→ **WHAT THE EXERCISE ASKS**:
Every line holding the string "this" should be copied out of the listing.
************
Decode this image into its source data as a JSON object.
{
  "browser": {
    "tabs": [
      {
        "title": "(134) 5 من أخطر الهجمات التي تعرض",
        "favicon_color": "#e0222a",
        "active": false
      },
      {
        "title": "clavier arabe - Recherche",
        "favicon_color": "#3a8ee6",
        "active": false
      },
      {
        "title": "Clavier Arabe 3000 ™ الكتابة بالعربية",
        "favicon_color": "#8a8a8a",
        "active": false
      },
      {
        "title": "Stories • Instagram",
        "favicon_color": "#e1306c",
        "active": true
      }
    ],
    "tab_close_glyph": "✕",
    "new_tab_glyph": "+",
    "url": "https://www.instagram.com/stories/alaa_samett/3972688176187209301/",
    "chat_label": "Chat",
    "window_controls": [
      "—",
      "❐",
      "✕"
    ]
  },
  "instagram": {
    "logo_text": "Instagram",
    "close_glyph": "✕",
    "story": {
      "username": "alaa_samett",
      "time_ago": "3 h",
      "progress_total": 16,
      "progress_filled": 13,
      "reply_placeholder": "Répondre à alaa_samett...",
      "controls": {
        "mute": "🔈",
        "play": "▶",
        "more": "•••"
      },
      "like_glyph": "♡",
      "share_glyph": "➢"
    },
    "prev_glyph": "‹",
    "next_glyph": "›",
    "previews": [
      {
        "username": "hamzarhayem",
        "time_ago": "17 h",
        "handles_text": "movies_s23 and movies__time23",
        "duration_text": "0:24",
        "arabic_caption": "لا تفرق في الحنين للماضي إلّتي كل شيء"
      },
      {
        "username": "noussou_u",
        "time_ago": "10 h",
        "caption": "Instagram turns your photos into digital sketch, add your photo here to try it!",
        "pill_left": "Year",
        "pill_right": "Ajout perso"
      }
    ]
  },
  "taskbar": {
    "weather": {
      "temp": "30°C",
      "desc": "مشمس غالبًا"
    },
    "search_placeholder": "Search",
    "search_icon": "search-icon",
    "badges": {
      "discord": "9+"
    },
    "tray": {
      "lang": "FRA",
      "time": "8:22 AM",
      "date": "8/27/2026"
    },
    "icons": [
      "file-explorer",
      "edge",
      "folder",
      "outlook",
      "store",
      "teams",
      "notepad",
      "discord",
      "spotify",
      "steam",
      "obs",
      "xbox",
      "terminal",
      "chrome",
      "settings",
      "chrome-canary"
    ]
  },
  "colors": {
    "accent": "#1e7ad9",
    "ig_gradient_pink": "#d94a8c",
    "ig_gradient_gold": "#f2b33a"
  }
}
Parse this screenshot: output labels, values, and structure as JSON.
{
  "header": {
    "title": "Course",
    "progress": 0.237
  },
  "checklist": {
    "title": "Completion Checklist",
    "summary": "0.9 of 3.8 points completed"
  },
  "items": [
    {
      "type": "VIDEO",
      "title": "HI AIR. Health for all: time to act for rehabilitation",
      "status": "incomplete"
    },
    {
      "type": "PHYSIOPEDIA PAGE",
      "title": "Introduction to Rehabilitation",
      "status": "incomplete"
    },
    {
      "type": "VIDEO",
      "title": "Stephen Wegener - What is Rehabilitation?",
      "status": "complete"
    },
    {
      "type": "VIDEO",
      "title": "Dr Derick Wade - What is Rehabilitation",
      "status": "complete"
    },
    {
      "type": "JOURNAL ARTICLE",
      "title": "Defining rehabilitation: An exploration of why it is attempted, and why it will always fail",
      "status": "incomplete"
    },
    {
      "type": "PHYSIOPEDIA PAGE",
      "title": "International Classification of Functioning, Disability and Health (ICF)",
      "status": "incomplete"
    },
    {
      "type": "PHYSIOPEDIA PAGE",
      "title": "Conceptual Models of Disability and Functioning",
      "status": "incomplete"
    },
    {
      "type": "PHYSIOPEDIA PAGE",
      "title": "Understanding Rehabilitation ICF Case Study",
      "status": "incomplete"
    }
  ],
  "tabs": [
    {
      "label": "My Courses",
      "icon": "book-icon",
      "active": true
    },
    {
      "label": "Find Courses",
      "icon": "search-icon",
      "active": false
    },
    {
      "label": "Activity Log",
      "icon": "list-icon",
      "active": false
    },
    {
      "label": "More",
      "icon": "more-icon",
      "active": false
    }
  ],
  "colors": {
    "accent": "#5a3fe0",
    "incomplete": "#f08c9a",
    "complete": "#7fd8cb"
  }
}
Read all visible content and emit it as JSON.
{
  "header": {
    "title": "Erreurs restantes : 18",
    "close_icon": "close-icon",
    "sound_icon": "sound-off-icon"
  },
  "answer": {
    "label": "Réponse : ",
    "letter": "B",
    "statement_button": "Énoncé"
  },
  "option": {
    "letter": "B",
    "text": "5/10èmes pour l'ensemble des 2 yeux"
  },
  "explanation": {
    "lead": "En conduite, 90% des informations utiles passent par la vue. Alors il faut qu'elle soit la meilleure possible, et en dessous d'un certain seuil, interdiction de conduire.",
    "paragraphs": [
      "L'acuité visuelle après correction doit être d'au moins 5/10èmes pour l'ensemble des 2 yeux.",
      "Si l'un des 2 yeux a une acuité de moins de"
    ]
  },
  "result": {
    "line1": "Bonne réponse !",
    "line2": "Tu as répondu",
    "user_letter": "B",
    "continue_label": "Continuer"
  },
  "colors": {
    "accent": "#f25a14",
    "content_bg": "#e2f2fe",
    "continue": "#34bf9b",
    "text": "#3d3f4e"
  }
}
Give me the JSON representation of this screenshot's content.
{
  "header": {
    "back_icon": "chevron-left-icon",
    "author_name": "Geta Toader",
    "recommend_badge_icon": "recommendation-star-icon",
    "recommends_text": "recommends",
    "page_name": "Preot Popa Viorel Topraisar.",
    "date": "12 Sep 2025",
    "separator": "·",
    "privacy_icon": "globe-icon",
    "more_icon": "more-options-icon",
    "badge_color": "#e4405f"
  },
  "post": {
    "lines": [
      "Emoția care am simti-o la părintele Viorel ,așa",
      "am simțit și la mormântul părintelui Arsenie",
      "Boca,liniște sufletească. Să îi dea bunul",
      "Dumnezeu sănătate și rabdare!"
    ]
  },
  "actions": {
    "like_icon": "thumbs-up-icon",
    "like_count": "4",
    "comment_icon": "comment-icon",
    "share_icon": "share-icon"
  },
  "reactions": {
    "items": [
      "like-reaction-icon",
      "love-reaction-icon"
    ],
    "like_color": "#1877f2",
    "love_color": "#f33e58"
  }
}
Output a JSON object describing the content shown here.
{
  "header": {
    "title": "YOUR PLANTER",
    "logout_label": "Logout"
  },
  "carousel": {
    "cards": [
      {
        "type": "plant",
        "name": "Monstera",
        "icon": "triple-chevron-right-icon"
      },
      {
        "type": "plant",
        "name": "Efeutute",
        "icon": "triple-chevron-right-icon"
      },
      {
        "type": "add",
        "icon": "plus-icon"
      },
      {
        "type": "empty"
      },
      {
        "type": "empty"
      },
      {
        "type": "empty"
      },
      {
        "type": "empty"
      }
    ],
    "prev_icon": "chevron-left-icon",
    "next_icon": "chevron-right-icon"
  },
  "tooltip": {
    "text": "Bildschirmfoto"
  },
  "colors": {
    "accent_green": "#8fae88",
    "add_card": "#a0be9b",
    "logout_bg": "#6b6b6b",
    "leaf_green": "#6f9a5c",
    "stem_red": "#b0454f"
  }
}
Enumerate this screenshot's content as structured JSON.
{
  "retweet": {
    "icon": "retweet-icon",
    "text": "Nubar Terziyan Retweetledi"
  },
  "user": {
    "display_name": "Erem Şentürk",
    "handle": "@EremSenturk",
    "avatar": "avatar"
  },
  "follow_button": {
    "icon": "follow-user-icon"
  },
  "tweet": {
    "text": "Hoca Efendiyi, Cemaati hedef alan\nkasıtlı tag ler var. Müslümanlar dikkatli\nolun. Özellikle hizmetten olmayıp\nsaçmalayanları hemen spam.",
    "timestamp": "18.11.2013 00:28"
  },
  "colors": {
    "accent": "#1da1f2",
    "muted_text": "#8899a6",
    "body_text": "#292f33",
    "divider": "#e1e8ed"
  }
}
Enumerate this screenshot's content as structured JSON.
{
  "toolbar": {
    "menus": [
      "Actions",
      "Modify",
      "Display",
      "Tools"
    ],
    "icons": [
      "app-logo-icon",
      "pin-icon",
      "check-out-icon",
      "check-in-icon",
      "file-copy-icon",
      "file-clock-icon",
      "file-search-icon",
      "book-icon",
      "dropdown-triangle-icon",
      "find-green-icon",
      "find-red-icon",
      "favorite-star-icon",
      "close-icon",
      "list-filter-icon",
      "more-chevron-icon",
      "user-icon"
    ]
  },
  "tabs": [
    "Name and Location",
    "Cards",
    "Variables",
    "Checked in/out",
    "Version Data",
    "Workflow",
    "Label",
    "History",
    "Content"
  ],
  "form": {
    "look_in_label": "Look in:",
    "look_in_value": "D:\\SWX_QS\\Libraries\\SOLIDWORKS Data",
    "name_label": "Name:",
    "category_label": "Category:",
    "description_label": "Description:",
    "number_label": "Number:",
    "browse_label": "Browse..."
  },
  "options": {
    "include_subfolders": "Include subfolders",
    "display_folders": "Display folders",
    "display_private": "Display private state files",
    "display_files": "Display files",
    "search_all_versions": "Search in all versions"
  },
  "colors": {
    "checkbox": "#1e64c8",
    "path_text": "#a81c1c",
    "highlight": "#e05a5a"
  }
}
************
→ **WORKED SOLUTION**:
Decode this image into its source data as a JSON object.
Parse this screenshot: output labels, values, and structure as JSON.
Give me the JSON representation of this screenshot's content.
Enumerate this screenshot's content as structured JSON.
Enumerate this screenshot's content as structured JSON.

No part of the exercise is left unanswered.